**SOURCE DATA:**
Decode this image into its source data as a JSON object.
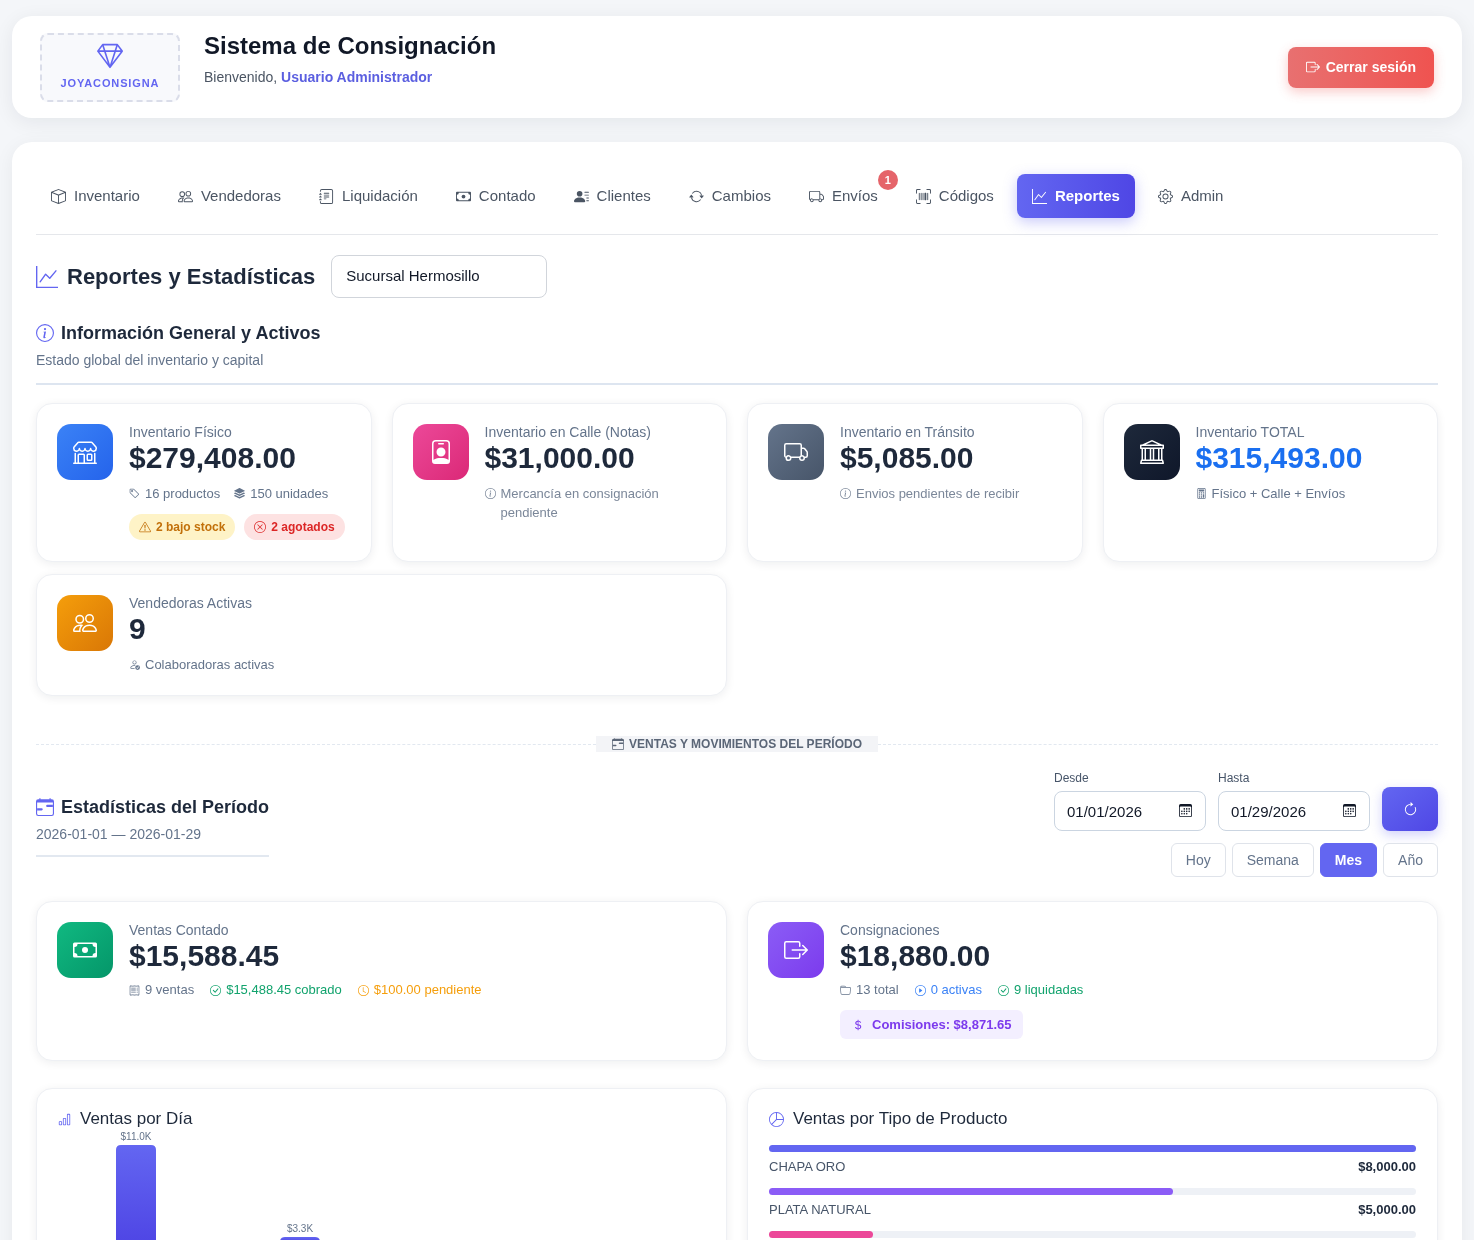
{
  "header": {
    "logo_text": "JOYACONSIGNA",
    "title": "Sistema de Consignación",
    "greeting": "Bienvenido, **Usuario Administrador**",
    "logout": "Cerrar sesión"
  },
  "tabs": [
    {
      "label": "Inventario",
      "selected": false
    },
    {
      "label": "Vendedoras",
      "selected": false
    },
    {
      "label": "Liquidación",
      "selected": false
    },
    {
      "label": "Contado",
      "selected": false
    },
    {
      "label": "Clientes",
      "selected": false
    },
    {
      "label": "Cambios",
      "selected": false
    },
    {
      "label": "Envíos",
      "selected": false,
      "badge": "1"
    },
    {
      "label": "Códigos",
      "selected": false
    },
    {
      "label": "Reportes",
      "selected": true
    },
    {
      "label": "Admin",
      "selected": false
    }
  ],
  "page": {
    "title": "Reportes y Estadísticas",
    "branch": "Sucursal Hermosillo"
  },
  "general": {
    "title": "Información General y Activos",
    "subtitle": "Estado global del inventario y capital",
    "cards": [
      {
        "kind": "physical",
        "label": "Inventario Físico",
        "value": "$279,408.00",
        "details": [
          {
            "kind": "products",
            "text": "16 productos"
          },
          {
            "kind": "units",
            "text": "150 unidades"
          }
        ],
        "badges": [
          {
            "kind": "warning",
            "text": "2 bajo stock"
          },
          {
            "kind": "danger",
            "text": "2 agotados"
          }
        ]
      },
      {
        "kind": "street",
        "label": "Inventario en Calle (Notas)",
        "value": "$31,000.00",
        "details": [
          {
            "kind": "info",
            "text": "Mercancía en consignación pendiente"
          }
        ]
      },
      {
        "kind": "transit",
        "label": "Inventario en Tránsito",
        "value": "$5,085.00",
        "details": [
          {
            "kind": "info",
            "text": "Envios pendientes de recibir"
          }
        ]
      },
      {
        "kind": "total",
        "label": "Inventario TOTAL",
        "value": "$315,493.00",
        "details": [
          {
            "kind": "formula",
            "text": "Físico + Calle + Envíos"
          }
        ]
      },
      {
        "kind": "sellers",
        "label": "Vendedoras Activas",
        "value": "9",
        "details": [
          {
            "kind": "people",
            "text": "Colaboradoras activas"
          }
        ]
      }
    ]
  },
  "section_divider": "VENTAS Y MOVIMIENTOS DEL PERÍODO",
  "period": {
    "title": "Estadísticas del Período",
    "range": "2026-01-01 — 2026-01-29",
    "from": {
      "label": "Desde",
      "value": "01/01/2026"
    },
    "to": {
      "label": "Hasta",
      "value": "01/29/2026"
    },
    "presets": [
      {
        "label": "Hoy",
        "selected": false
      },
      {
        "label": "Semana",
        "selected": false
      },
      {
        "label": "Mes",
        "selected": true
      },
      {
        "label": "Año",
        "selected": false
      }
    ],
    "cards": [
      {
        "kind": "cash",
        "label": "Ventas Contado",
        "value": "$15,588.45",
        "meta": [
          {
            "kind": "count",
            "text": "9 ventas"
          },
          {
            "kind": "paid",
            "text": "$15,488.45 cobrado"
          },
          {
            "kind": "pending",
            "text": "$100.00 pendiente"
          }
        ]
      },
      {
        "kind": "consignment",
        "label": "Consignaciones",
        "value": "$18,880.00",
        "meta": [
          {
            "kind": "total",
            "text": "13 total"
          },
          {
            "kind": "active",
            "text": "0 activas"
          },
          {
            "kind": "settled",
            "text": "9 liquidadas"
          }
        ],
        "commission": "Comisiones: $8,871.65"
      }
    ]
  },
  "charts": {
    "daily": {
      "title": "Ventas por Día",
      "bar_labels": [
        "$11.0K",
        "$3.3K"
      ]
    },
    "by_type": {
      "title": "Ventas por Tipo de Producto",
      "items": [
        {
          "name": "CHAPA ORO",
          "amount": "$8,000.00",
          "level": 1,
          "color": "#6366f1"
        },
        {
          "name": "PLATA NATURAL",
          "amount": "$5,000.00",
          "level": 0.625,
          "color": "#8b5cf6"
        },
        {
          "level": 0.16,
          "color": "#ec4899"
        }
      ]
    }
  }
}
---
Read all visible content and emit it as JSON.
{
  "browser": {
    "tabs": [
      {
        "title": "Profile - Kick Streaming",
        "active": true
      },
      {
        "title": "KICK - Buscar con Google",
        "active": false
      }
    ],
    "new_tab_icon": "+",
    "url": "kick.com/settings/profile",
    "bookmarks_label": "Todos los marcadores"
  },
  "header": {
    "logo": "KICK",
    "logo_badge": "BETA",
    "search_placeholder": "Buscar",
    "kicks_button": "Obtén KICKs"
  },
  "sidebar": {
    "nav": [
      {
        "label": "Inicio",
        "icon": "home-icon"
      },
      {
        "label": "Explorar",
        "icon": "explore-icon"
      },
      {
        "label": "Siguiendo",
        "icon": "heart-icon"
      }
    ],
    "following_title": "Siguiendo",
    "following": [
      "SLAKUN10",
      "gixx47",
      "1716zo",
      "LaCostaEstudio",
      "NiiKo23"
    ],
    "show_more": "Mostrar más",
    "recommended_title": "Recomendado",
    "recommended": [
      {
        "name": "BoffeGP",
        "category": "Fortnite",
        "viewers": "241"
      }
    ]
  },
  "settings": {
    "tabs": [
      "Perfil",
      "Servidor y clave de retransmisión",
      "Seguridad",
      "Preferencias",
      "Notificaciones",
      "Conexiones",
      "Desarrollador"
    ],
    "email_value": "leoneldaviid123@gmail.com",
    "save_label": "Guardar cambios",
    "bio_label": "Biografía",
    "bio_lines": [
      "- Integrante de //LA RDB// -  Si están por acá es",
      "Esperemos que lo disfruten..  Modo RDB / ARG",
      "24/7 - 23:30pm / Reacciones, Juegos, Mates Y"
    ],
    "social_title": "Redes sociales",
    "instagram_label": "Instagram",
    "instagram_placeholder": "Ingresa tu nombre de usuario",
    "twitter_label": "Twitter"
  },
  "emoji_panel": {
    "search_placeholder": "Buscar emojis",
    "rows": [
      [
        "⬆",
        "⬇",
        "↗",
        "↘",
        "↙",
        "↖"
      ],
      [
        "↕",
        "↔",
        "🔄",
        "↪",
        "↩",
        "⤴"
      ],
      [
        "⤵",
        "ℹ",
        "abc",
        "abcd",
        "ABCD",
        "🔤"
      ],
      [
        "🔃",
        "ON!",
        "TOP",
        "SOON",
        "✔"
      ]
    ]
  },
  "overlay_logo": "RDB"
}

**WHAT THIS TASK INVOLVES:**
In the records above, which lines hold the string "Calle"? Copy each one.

**WORKED SOLUTION:**
        "label": "Inventario en Calle (Notas)",
            "text": "Físico + Calle + Envíos"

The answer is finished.